Covid Remote Learning Tools
1 February 2021
In the current circumstances it seems like we cannot avoid failing our children in some ways: we are merely trying to choose which harm is least. In the emergency to get online education up and running many matters have had less scrutiny than would be normal.
I think it’s worth flagging up some compromises that have been made (even if only for the sake of clarifying my own thoughts).
These issues are less serious than the consequences of fully open schools; but important matters have been let go.
The following is based only on my experience.
My child has been asked to use Seesaw and not had real-time lessons, much of this commentary reflects that specific product.
Health and Safety
Every office I have ever worked at I have received health and safety advice when I have worked from home HR has checked I have a suitable desk and chair - I get free eye tests because I work on a computer.
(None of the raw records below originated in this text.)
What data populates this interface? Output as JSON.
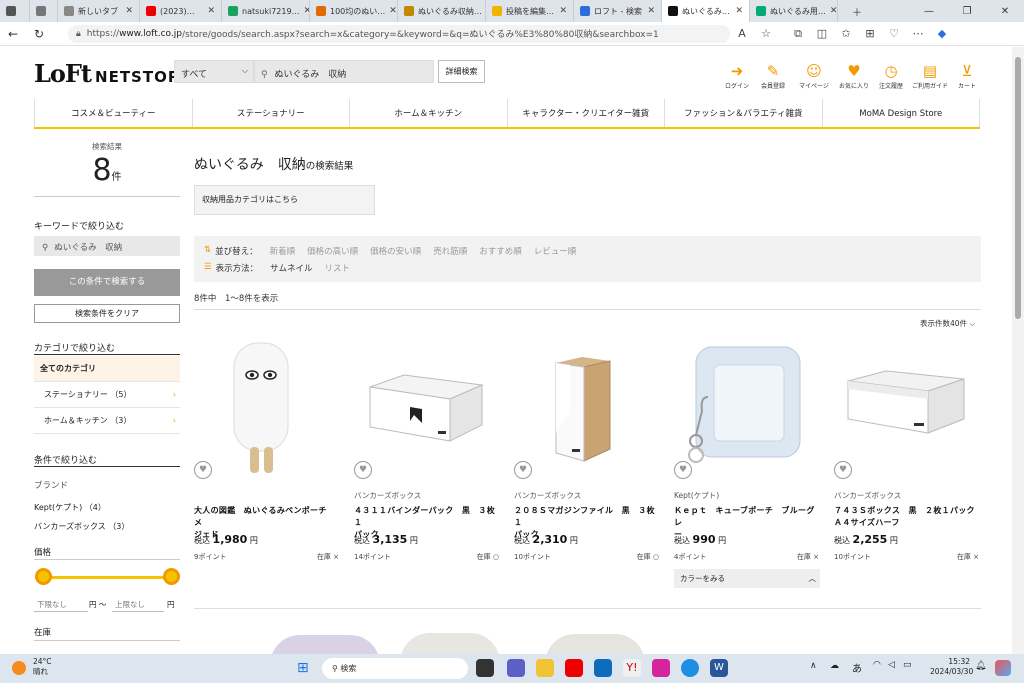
{
  "browser": {
    "tabs": [
      {
        "label": "",
        "color": "#555"
      },
      {
        "label": "新しいタブ",
        "color": "#888"
      },
      {
        "label": "(2023)…",
        "color": "#e00"
      },
      {
        "label": "natsuki7219…",
        "color": "#1aa260"
      },
      {
        "label": "100均のぬい…",
        "color": "#e26a00"
      },
      {
        "label": "ぬいぐるみ収納…",
        "color": "#c28800"
      },
      {
        "label": "投稿を編集…",
        "color": "#f0b400"
      },
      {
        "label": "ロフト - 検索",
        "color": "#2d6cdf"
      },
      {
        "label": "ぬいぐるみ…",
        "color": "#111"
      },
      {
        "label": "ぬいぐるみ用…",
        "color": "#0a7"
      }
    ],
    "url_prefix": "https://",
    "url_host": "www.loft.co.jp",
    "url_path": "/store/goods/search.aspx?search=x&category=&keyword=&q=ぬいぐるみ%E3%80%80収納&searchbox=1"
  },
  "header": {
    "logo_loft": "LoFt",
    "logo_net": "NETSTORE",
    "category_select": "すべて",
    "search_value": "ぬいぐるみ　収納",
    "detail_search": "詳細検索",
    "icons": [
      {
        "label": "ログイン",
        "glyph": "➜"
      },
      {
        "label": "会員登録",
        "glyph": "✎"
      },
      {
        "label": "マイページ",
        "glyph": "☺"
      },
      {
        "label": "お気に入り",
        "glyph": "♥"
      },
      {
        "label": "注文履歴",
        "glyph": "◷"
      },
      {
        "label": "ご利用ガイド",
        "glyph": "▤"
      },
      {
        "label": "カート",
        "glyph": "⊻"
      }
    ]
  },
  "nav": [
    "コスメ＆ビューティー",
    "ステーショナリー",
    "ホーム＆キッチン",
    "キャラクター・クリエイター雑貨",
    "ファッション＆バラエティ雑貨",
    "MoMA Design Store"
  ],
  "sidebar": {
    "result_label": "検索結果",
    "result_count": "8",
    "result_unit": "件",
    "keyword_title": "キーワードで絞り込む",
    "keyword_value": "ぬいぐるみ　収納",
    "apply_button": "この条件で検索する",
    "clear_button": "検索条件をクリア",
    "category_title": "カテゴリで絞り込む",
    "categories": [
      {
        "label": "全てのカテゴリ"
      },
      {
        "label": "ステーショナリー （5）"
      },
      {
        "label": "ホーム＆キッチン （3）"
      }
    ],
    "filter_title": "条件で絞り込む",
    "brand_title": "ブランド",
    "brands": [
      "Kept(ケプト) （4）",
      "バンカーズボックス （3）"
    ],
    "price_title": "価格",
    "price_min_placeholder": "下限なし",
    "price_max_placeholder": "上限なし",
    "price_unit": "円",
    "price_sep": "円 〜",
    "stock_title": "在庫"
  },
  "main": {
    "title_keyword": "ぬいぐるみ　収納",
    "title_suffix": "の検索結果",
    "category_link": "収納用品カテゴリはこちら",
    "sort_label": "並び替え：",
    "sort_options": [
      "新着順",
      "価格の高い順",
      "価格の安い順",
      "売れ筋順",
      "おすすめ順",
      "レビュー順"
    ],
    "view_label": "表示方法：",
    "view_options": [
      "サムネイル",
      "リスト"
    ],
    "count_total": "8件中",
    "count_range": "1〜8件を表示",
    "per_page": "表示件数40件"
  },
  "products": [
    {
      "brand": "",
      "name_lines": [
        "大人の図鑑　ぬいぐるみペンポーチ　メ",
        "ジェド"
      ],
      "price_prefix": "税込",
      "price": "1,980",
      "price_unit": "円",
      "points": "9ポイント",
      "stock": "在庫 ×"
    },
    {
      "brand": "バンカーズボックス",
      "name_lines": [
        "４３１１バインダーパック　黒　３枚１",
        "パック"
      ],
      "price_prefix": "税込",
      "price": "3,135",
      "price_unit": "円",
      "points": "14ポイント",
      "stock": "在庫 ○"
    },
    {
      "brand": "バンカーズボックス",
      "name_lines": [
        "２０８Ｓマガジンファイル　黒　３枚１",
        "パック"
      ],
      "price_prefix": "税込",
      "price": "2,310",
      "price_unit": "円",
      "points": "10ポイント",
      "stock": "在庫 ○"
    },
    {
      "brand": "Kept(ケプト)",
      "name_lines": [
        "Ｋｅｐｔ　キューブポーチ　ブルーグレ",
        "ー"
      ],
      "price_prefix": "税込",
      "price": "990",
      "price_unit": "円",
      "points": "4ポイント",
      "stock": "在庫 ×",
      "color_button": "カラーをみる"
    },
    {
      "brand": "バンカーズボックス",
      "name_lines": [
        "７４３Ｓボックス　黒　２枚１パック",
        "Ａ４サイズハーフ"
      ],
      "price_prefix": "税込",
      "price": "2,255",
      "price_unit": "円",
      "points": "10ポイント",
      "stock": "在庫 ×"
    }
  ],
  "taskbar": {
    "weather_temp": "24°C",
    "weather_text": "晴れ",
    "search_label": "検索",
    "ime": "あ",
    "time": "15:32",
    "date": "2024/03/30"
  }
}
While office work isn’t considered dangerous most people I know who work at computers for extended periods of time suffer some problems; RSI is very common as is back trouble.
Many kids don’t have furniture that fits them (and much child sized “office” furniture is now out of stock)
Many kids are working on tablets which may lead to very poor ergonomics.
There has (reasonably) been a focus in schools on getting devices and bandwidth to kids who don’t have it.
Putting content online, and getting kids connected is clearly necessary for online learning but it is not sufficient.
Even when kids are online the content needs to be accessible
When websites and web tools are properly designed and coded, people with disabilities can use them. However, currently many sites and tools are developed with accessibility barriers that make them difficult or impossible for some people to use.
Making the web accessible benefits individuals, businesses, and society. International web standards define what is needed for accessibility.
Note that there is legal obligation on schools to make services accessible
But perhaps more importantly sites that are developed to be accessible end up being much easier to use for most people.
Accessibility in practical terms usually means the site is easy to read, navigation is clear, cognitive burdens should be considered, and reliance on fine motor control is not excessive.
Seesaw specific Accessibility issues
There is missing alt text on many images used for navigation – this means no tool tips for sighted readers and no text info for anyone using a screen reader.
The site generally appears to be optimised or people using a full-size tablet with a stylus. Drawing on a small screen with a finger or a larger one with a mouse is very frustrating and doesn’t deliver good results.
Creating text boxes to answer worksheet questions – can you imagine trying to do a tax return like that ?
Many parents seem to have resorted to either preparing text boxes for the child, or printing out worksheets. Even the printed worksheets on Seesaw result in page about a quarter the size of the original – and presumably it was the original size for a reason even before parents needed to be able to read it too!
The children who are happily working around these issues and completing their work are surely the ones you were least worried about anyway.
I think it is fair to say that many of us are uncomfortable with the degree of surveillance that exists in our technology: but also that we find that technology useful and don’t have time to read every legal document we click on.
The GDPR is in my view a useful attempt for Governments to take on the challenge of balancing rights that citizens are ill equipped for individually.
If we worry now about how we are affected by targeted adverts (political and commercial) just imagine how much worse it could be if Big Tech has been allowed to monitor schooling and can target adverts based on who does or doesn’t understand statistics, or who studied history.
Imagine if politicians can target adverts knowing what you learned at school.
SeeSaw is recording analytic data which does include Personally Identifiable Information (know as PII)
Google interprets PII to exclude, for example:
pseudonymous cookie IDs pseudonymous advertising IDs IP addresses other pseudonymous end user identifiers”
This directly Contradicts the ICO
ICO : What is personal data?
‘Online identifiers’ includes IP addresses and cookie identifiers which may be personal data.
Note also that even within Google’s definition they require customers to gain consent for analytics
NB SeeSaw does not gain this consent – there is no cookie popup
You can choose to remove or disable cookies via your browser settings. Please be aware that Seesaw will not work properly if you disable or decline cookies.
In addition to an initial cookie popup GDPR requires users to be able to request data is deleted, and to remove consent at any time.
Some websites including this one and Github have decided that the most sensible way to comply with GDPR is simply to stop tracking users and instead only track the genuinely anonymous technical data needed to maintain the website.
Seesaw passwords are centrally issued and cannot be changed by users.
Passwords are known by school – if an account is abused it is hard to see who was responsible.
They are long and complex so must be written down, if this leads to someone finding them it is hard to change them (need to contact school).
NCSC advice is to allow people to choose random but memorable passwords